Seed World

CSGA Board Recommends Amalgamation, Glyn Chancey Set to Leave as Executive Director

At its virtual annual meeting this week, the Canadian Seed Growers’ Association (CSGA) board officially recommended to members the proposal to amalgamate as Seeds Canada, while executive director Glyn Chancey announced he is leaving the organization.

Just over 100 members and over 50 guests joined the meeting, the first of its kind in CSGA’s history. Possibly the last annual meeting for the CSGA, the board officially endorsed the proposed merger to become Seeds Canada, which would see the CSGA join forces with the Canadian Seed Trade Association, Canadian Seed Institute, Canadian Plant Technology Agency and the Commercial Seed Analysts Association of Canada.

“I know there are concerns with the amalgamation proposals. Many have questioned the wisdom of joining with the seed trade. The board has struggled with this question. It’s true there are fundamental differences between the groups,” said outgoing president Jonathan Nyborg.

“This discussion has been going on for five years, and we are at the point where it’s time to call a vote to it and make a decision. For some, this is a difficult decision, there’s no doubt about that. We have 116 years serving Canadian agriculture, and to suggest CSGA would no longer be its own separate entity does not come easily. Other people realize times have changed and we are better off joining forces with our seed sector partners.”

Joe Rennick takes the president’s torch from Nyborg.

Voting on the merger did not take place at the virtual meeting. CSGA members will cast their votes beginning next week and voting will extend until Aug. 27, when a special general meeting of members is held to announce the result. Two-thirds of members who vote must vote yes to the merger in order for the CSGA to join Seeds Canada.

Chancey to Depart

It was announced that Executive Director Glyn Chancey will leave his position after five years at the end of this fiscal year, February 1, 2021 — news that Chancey himself first broke a couple of months ago.

“I’ve been left with an extremely positive impression of everyone involved in this industry and what we’ve accomplished working together,” he said. “Our leadership was strong when I arrived and is world-class now. …I remember walking in the door and hearing about turnaround times that took weeks, and now turnaround times are measured in hours.”

Prior to his start at CSGA, Chancey spent 30 years in public service.

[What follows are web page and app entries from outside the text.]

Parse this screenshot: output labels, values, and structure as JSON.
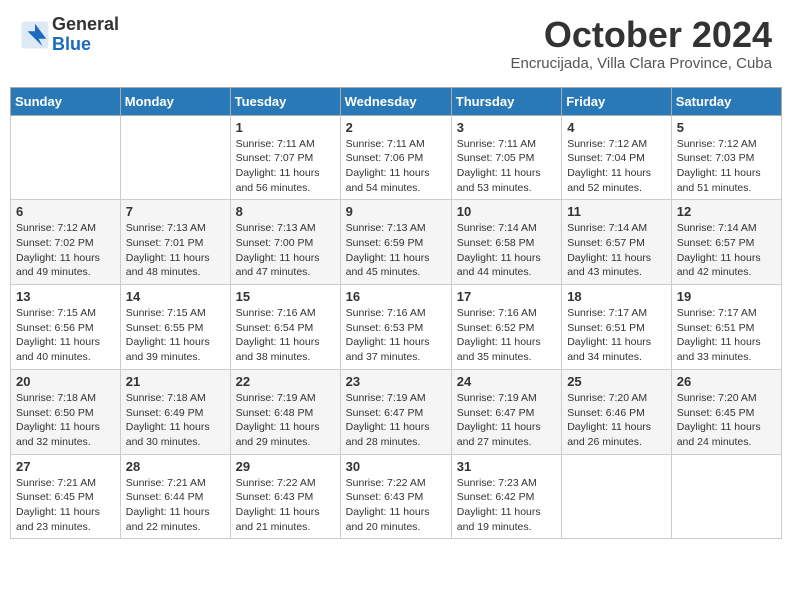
{
  "header": {
    "logo_general": "General",
    "logo_blue": "Blue",
    "month": "October 2024",
    "location": "Encrucijada, Villa Clara Province, Cuba"
  },
  "days_of_week": [
    "Sunday",
    "Monday",
    "Tuesday",
    "Wednesday",
    "Thursday",
    "Friday",
    "Saturday"
  ],
  "weeks": [
    [
      {
        "day": "",
        "info": ""
      },
      {
        "day": "",
        "info": ""
      },
      {
        "day": "1",
        "info": "Sunrise: 7:11 AM\nSunset: 7:07 PM\nDaylight: 11 hours and 56 minutes."
      },
      {
        "day": "2",
        "info": "Sunrise: 7:11 AM\nSunset: 7:06 PM\nDaylight: 11 hours and 54 minutes."
      },
      {
        "day": "3",
        "info": "Sunrise: 7:11 AM\nSunset: 7:05 PM\nDaylight: 11 hours and 53 minutes."
      },
      {
        "day": "4",
        "info": "Sunrise: 7:12 AM\nSunset: 7:04 PM\nDaylight: 11 hours and 52 minutes."
      },
      {
        "day": "5",
        "info": "Sunrise: 7:12 AM\nSunset: 7:03 PM\nDaylight: 11 hours and 51 minutes."
      }
    ],
    [
      {
        "day": "6",
        "info": "Sunrise: 7:12 AM\nSunset: 7:02 PM\nDaylight: 11 hours and 49 minutes."
      },
      {
        "day": "7",
        "info": "Sunrise: 7:13 AM\nSunset: 7:01 PM\nDaylight: 11 hours and 48 minutes."
      },
      {
        "day": "8",
        "info": "Sunrise: 7:13 AM\nSunset: 7:00 PM\nDaylight: 11 hours and 47 minutes."
      },
      {
        "day": "9",
        "info": "Sunrise: 7:13 AM\nSunset: 6:59 PM\nDaylight: 11 hours and 45 minutes."
      },
      {
        "day": "10",
        "info": "Sunrise: 7:14 AM\nSunset: 6:58 PM\nDaylight: 11 hours and 44 minutes."
      },
      {
        "day": "11",
        "info": "Sunrise: 7:14 AM\nSunset: 6:57 PM\nDaylight: 11 hours and 43 minutes."
      },
      {
        "day": "12",
        "info": "Sunrise: 7:14 AM\nSunset: 6:57 PM\nDaylight: 11 hours and 42 minutes."
      }
    ],
    [
      {
        "day": "13",
        "info": "Sunrise: 7:15 AM\nSunset: 6:56 PM\nDaylight: 11 hours and 40 minutes."
      },
      {
        "day": "14",
        "info": "Sunrise: 7:15 AM\nSunset: 6:55 PM\nDaylight: 11 hours and 39 minutes."
      },
      {
        "day": "15",
        "info": "Sunrise: 7:16 AM\nSunset: 6:54 PM\nDaylight: 11 hours and 38 minutes."
      },
      {
        "day": "16",
        "info": "Sunrise: 7:16 AM\nSunset: 6:53 PM\nDaylight: 11 hours and 37 minutes."
      },
      {
        "day": "17",
        "info": "Sunrise: 7:16 AM\nSunset: 6:52 PM\nDaylight: 11 hours and 35 minutes."
      },
      {
        "day": "18",
        "info": "Sunrise: 7:17 AM\nSunset: 6:51 PM\nDaylight: 11 hours and 34 minutes."
      },
      {
        "day": "19",
        "info": "Sunrise: 7:17 AM\nSunset: 6:51 PM\nDaylight: 11 hours and 33 minutes."
      }
    ],
    [
      {
        "day": "20",
        "info": "Sunrise: 7:18 AM\nSunset: 6:50 PM\nDaylight: 11 hours and 32 minutes."
      },
      {
        "day": "21",
        "info": "Sunrise: 7:18 AM\nSunset: 6:49 PM\nDaylight: 11 hours and 30 minutes."
      },
      {
        "day": "22",
        "info": "Sunrise: 7:19 AM\nSunset: 6:48 PM\nDaylight: 11 hours and 29 minutes."
      },
      {
        "day": "23",
        "info": "Sunrise: 7:19 AM\nSunset: 6:47 PM\nDaylight: 11 hours and 28 minutes."
      },
      {
        "day": "24",
        "info": "Sunrise: 7:19 AM\nSunset: 6:47 PM\nDaylight: 11 hours and 27 minutes."
      },
      {
        "day": "25",
        "info": "Sunrise: 7:20 AM\nSunset: 6:46 PM\nDaylight: 11 hours and 26 minutes."
      },
      {
        "day": "26",
        "info": "Sunrise: 7:20 AM\nSunset: 6:45 PM\nDaylight: 11 hours and 24 minutes."
      }
    ],
    [
      {
        "day": "27",
        "info": "Sunrise: 7:21 AM\nSunset: 6:45 PM\nDaylight: 11 hours and 23 minutes."
      },
      {
        "day": "28",
        "info": "Sunrise: 7:21 AM\nSunset: 6:44 PM\nDaylight: 11 hours and 22 minutes."
      },
      {
        "day": "29",
        "info": "Sunrise: 7:22 AM\nSunset: 6:43 PM\nDaylight: 11 hours and 21 minutes."
      },
      {
        "day": "30",
        "info": "Sunrise: 7:22 AM\nSunset: 6:43 PM\nDaylight: 11 hours and 20 minutes."
      },
      {
        "day": "31",
        "info": "Sunrise: 7:23 AM\nSunset: 6:42 PM\nDaylight: 11 hours and 19 minutes."
      },
      {
        "day": "",
        "info": ""
      },
      {
        "day": "",
        "info": ""
      }
    ]
  ]
}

During that time, he held executive positions with a number of government departments and agencies, including the Market and Industry Services branch of AAFC, the Plant Health and Biosecurity Directorate of the Canadian Food Inspection Agency (CFIA), the Red Tape Reduction Commission Secretariat at the Treasury Board Secretariat and the Canada-United States Regulatory Cooperation Council Secretariat at the Privy Council Office.

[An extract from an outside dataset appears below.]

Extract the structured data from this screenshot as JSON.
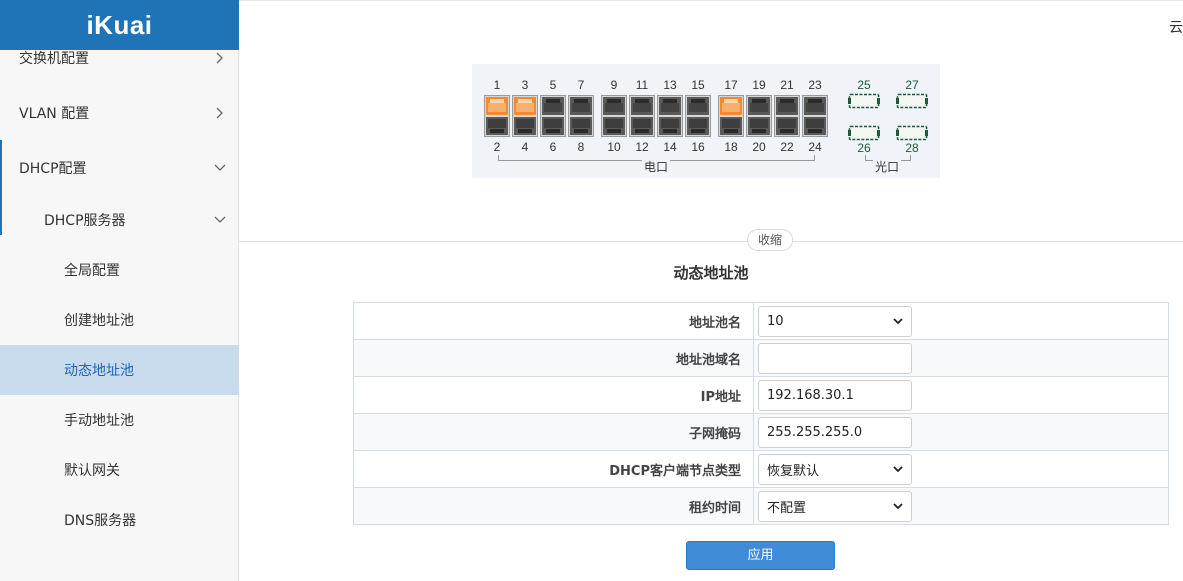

He added that the future is strong for Canadian seed growers whether the CSGA becomes a part of Seeds Canada or not, and that CSGA is working hard to ensure a successful transition.

“Whether it’s CSGA 2.0 or Seeds Canada, members are in good hands,” he added.

More Information Sought

Five out of seven resolutions were carried that will see CSGA members provided with additional information and given additional opportunities to express their opinions on the Seeds Canada merger proposal.

  • A complete SWOT (Strengths, Weaknesses, Opportunities, and Threats) analysis of the new seed organization will be provided to help members make a more informed decision.
  • CSGA will provide an interactive forum on their website for members with different viewpoints and concerns about the proposed merger.
  • CSGA members will receive current and accurate financial information from all the potential Seeds Canada amalgamating associations.
  • A resolution was passed to revisit Seeds Canada bylaws and reanalyze the ratification process in order to ensure the new Seeds Canada board shall only be allowed to provide a biography of possible board candidates, but will not be allowed to make recommendations on any possible candidates.
  • A resolution was passed calling on the CSGA board to “remove all of the impediments to having the full discussion for all to engage in and hear” in regards to the merger proposal. This includes a discussion of the weaknesses and threats, as well as opportunities and strengths of the proposed merger; the Town Hall Meetings must include representation from both sides, and all town hall meetings to be recoded and archived in their entirety, for easy review by all members; a web presence provided for opposing views for concerns or questions to be discussed from both sides; the information that the discussion has been broadened on both electronic and hard copy need to be sent to members by July 15 prior to the start of voting.

A resolution was rejected calling on members to receive current and accurate financial information listing potential benefits and liabilities (including anticipated future fees/costs) that all CSGA members can expect over at least the next five years should they join Seeds Canada.

A further resolution was rejected that called on the board to quash the amalgamation with Seeds Canada unless a certain numbers of seats on the Seeds Canada board were reserved for small to mid-sized independent seed growers.

—This story has been updated to reflect the fact that a resolution calling on members to receive current and accurate financial information listing potential benefits and liabilities of a merger was defeated and not passed as originally stated.